## GOAL OF THE EXERCISE
Show all lines below holding the string "LAOREET".

## AVAILABLE DATA
□ □ □ □ □
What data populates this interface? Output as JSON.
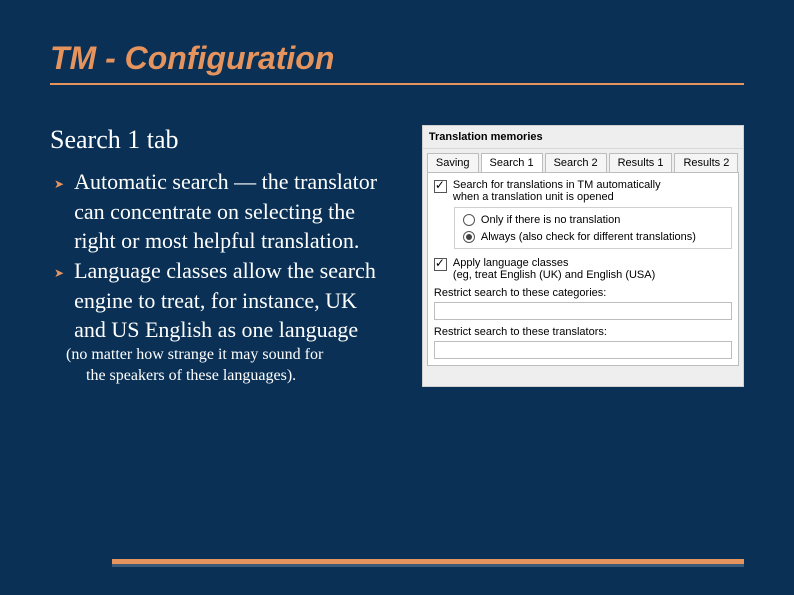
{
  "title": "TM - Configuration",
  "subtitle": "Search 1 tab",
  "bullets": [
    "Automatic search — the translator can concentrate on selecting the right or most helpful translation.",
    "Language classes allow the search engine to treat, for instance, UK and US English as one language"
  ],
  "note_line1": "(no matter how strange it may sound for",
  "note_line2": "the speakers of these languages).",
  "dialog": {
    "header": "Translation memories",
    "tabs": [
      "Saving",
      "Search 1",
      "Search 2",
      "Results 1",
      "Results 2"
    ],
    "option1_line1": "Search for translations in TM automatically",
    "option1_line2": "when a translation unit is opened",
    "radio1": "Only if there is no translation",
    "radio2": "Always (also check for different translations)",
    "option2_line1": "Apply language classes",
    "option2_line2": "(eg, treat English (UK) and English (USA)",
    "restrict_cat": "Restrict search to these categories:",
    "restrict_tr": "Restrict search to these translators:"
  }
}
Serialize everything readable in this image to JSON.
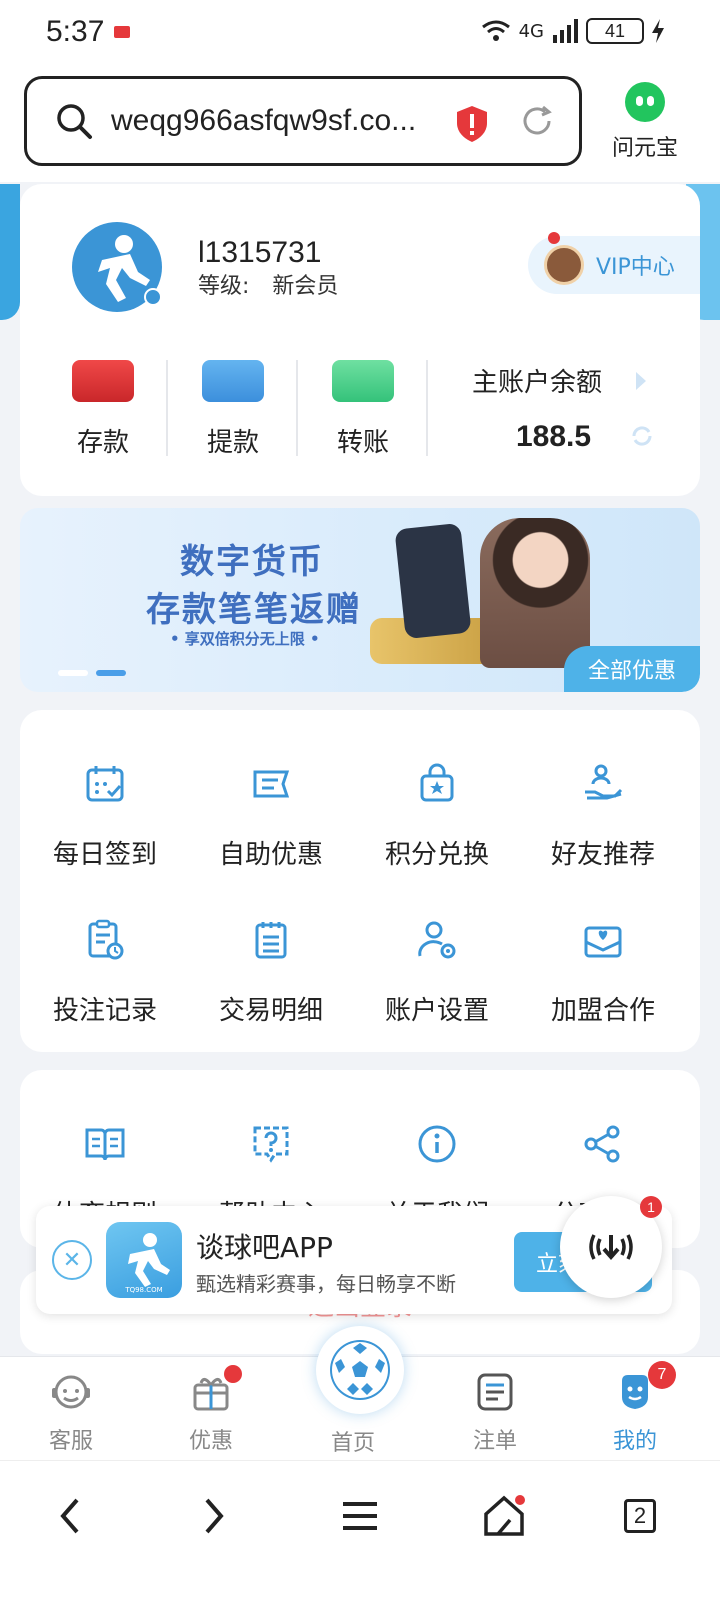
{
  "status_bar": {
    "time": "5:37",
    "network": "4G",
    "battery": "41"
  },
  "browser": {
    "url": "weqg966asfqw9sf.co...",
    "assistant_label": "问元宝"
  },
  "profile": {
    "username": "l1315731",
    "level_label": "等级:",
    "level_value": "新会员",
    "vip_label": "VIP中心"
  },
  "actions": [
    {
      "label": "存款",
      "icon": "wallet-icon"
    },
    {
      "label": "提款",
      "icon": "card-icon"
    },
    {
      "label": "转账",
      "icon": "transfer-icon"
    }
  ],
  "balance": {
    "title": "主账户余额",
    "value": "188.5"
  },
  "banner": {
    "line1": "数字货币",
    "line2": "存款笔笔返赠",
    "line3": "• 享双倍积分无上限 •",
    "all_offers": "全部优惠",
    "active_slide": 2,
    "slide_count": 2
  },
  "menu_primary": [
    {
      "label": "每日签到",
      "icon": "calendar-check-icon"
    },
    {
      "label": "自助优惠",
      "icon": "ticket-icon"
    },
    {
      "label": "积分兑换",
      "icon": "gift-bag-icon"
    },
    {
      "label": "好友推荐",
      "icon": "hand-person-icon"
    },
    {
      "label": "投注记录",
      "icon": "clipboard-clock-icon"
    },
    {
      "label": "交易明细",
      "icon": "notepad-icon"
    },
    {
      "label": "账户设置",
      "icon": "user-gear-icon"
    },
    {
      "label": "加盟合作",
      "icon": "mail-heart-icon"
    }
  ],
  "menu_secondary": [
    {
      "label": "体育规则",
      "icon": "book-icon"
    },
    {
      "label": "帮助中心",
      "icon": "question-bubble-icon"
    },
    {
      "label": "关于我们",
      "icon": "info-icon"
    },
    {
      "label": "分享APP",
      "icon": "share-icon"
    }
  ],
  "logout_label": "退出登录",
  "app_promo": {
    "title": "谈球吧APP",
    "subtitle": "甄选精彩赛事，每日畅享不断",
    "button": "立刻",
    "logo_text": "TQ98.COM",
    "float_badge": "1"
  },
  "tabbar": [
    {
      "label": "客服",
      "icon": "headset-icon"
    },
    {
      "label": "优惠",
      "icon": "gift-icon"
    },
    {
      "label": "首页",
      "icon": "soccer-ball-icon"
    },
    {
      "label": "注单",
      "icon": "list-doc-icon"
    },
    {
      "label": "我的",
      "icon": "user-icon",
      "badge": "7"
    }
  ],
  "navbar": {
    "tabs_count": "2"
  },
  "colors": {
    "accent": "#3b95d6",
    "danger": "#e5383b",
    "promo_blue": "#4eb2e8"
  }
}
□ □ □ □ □
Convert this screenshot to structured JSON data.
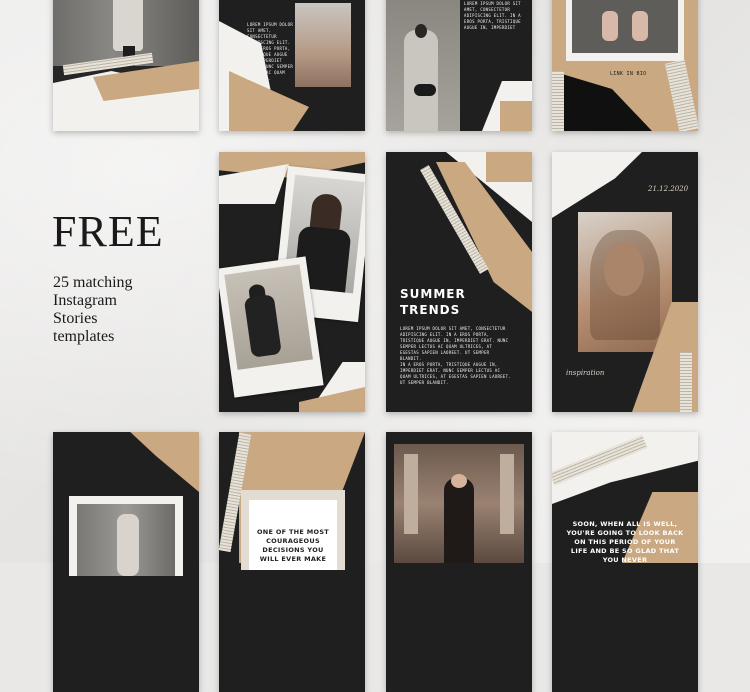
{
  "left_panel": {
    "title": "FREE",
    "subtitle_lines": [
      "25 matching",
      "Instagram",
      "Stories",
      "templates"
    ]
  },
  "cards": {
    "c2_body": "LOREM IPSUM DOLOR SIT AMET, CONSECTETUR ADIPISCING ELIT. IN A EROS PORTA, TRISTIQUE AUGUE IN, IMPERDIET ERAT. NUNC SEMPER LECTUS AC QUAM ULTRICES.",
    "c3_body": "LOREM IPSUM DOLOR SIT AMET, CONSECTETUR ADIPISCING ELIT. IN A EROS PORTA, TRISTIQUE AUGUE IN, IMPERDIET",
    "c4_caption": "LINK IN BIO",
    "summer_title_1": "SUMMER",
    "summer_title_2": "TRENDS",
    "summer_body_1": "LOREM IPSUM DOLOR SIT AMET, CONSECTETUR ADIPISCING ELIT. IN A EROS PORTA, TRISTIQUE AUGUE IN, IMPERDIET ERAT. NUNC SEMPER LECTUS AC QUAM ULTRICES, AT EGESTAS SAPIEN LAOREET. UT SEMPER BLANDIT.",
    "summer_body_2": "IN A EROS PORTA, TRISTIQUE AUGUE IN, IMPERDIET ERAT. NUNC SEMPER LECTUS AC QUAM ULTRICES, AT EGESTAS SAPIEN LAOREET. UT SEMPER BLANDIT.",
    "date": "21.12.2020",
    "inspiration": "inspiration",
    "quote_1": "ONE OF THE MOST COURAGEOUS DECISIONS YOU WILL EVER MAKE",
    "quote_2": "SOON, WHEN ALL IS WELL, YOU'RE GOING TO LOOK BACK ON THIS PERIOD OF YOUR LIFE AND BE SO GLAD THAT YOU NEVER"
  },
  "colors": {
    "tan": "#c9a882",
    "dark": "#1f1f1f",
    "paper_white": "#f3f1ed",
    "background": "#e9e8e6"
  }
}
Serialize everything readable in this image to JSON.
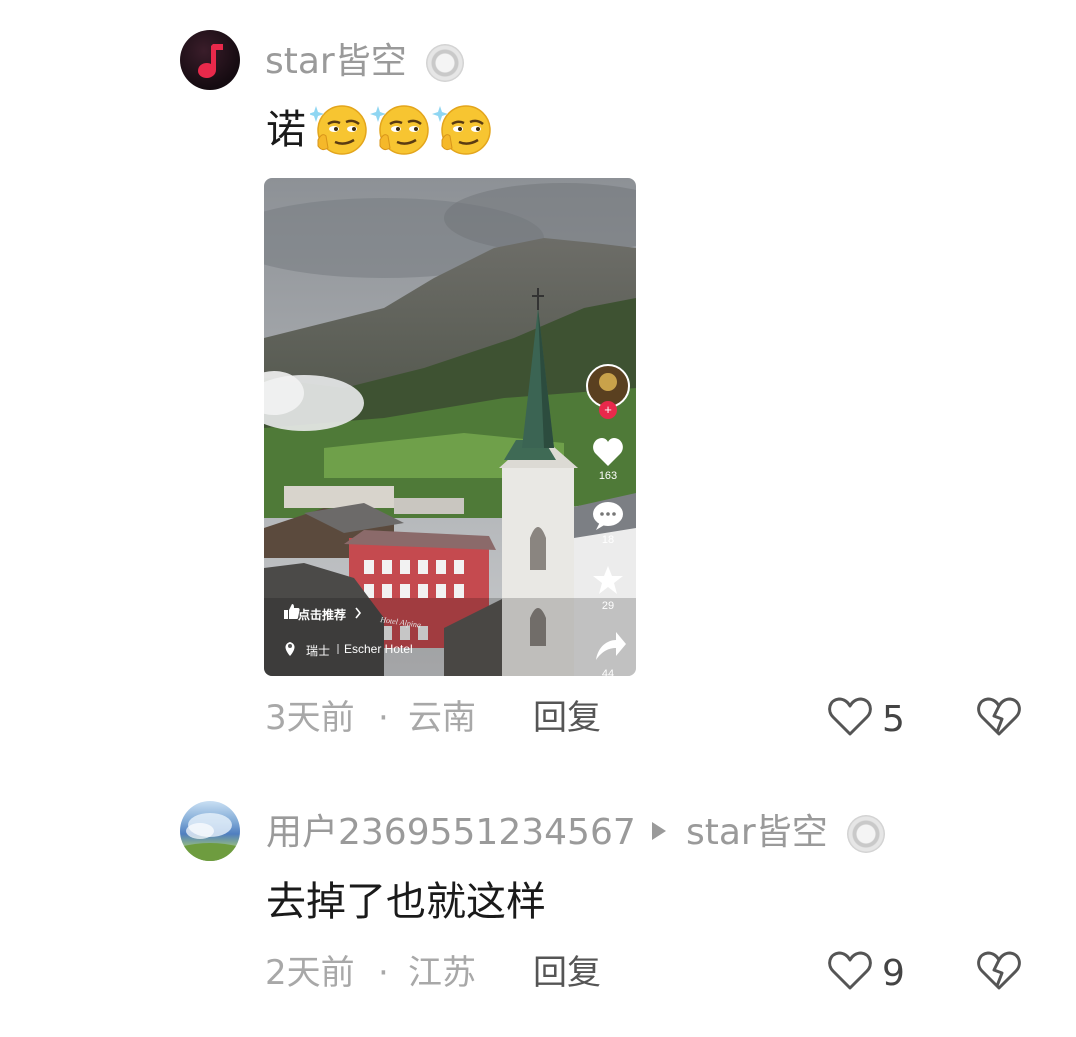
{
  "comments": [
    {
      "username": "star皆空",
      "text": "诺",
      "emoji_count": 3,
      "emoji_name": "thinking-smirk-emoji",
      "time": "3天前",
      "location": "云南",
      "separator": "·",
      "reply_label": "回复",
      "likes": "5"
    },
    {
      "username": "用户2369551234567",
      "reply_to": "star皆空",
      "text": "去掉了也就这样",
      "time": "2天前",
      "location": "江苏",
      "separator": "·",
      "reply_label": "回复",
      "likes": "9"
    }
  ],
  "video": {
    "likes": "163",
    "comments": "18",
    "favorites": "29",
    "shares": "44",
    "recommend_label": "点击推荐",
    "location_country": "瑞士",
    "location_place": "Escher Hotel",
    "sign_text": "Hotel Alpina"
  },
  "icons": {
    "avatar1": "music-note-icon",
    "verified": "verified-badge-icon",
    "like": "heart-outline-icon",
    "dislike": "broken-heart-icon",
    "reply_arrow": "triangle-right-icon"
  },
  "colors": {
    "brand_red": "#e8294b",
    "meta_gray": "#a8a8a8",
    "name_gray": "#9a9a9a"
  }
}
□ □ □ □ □
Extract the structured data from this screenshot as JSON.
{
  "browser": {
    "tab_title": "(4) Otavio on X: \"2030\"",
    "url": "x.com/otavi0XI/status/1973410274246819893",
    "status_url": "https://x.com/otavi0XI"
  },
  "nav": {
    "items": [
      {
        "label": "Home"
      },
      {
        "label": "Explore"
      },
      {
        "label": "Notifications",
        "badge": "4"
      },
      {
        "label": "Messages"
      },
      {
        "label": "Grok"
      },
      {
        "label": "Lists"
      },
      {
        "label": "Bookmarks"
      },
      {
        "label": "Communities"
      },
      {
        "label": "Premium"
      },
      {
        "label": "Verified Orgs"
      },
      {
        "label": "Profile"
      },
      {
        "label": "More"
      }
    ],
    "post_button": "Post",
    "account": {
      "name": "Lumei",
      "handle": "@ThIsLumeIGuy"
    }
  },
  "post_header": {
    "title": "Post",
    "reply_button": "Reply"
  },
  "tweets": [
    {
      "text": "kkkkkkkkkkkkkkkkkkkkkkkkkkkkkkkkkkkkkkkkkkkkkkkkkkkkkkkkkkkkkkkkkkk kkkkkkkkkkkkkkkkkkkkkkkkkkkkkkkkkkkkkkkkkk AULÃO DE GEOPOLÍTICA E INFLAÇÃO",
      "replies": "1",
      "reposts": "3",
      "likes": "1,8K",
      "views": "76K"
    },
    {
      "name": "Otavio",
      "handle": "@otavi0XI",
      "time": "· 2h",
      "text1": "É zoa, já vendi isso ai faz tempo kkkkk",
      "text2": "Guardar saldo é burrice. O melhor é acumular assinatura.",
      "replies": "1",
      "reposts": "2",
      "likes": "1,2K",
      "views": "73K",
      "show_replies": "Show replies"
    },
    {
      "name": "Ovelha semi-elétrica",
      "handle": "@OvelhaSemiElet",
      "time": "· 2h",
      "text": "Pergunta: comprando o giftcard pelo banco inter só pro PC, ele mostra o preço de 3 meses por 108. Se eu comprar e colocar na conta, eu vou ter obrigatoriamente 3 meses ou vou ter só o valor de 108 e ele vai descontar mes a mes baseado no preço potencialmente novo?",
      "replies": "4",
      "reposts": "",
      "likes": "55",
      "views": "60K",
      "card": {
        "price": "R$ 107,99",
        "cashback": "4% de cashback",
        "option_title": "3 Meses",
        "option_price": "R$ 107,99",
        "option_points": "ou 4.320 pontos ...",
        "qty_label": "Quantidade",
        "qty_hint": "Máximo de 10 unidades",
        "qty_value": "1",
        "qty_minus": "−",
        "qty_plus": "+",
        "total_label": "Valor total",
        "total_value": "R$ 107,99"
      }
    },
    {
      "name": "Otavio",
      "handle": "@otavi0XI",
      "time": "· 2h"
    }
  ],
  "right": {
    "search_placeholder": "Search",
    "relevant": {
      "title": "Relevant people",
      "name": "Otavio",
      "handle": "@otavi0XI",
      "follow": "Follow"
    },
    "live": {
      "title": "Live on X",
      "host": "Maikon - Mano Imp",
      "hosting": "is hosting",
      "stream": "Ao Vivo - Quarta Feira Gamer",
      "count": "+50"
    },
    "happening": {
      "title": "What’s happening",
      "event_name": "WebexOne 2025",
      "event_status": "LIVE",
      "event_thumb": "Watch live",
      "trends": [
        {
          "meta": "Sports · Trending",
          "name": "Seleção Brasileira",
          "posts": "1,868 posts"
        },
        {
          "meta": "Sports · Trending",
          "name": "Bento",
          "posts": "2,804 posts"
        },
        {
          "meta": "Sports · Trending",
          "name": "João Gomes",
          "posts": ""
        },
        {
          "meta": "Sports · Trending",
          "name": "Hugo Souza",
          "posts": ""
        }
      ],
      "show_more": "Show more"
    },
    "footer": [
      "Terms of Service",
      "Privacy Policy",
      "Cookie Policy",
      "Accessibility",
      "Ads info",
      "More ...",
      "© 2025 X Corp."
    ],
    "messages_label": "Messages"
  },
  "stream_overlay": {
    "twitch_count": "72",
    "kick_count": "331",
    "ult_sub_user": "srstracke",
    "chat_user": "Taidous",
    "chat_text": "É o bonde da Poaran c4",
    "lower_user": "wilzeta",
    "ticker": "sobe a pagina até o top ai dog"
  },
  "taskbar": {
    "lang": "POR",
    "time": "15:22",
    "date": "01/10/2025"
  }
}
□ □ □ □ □
## ANSWER SECTION
    "summer_body_1": "LOREM IPSUM DOLOR SIT AMET, CONSECTETUR ADIPISCING ELIT. IN A EROS PORTA, TRISTIQUE AUGUE IN, IMPERDIET ERAT. NUNC SEMPER LECTUS AC QUAM ULTRICES, AT EGESTAS SAPIEN LAOREET. UT SEMPER BLANDIT.",
    "summer_body_2": "IN A EROS PORTA, TRISTIQUE AUGUE IN, IMPERDIET ERAT. NUNC SEMPER LECTUS AC QUAM ULTRICES, AT EGESTAS SAPIEN LAOREET. UT SEMPER BLANDIT.",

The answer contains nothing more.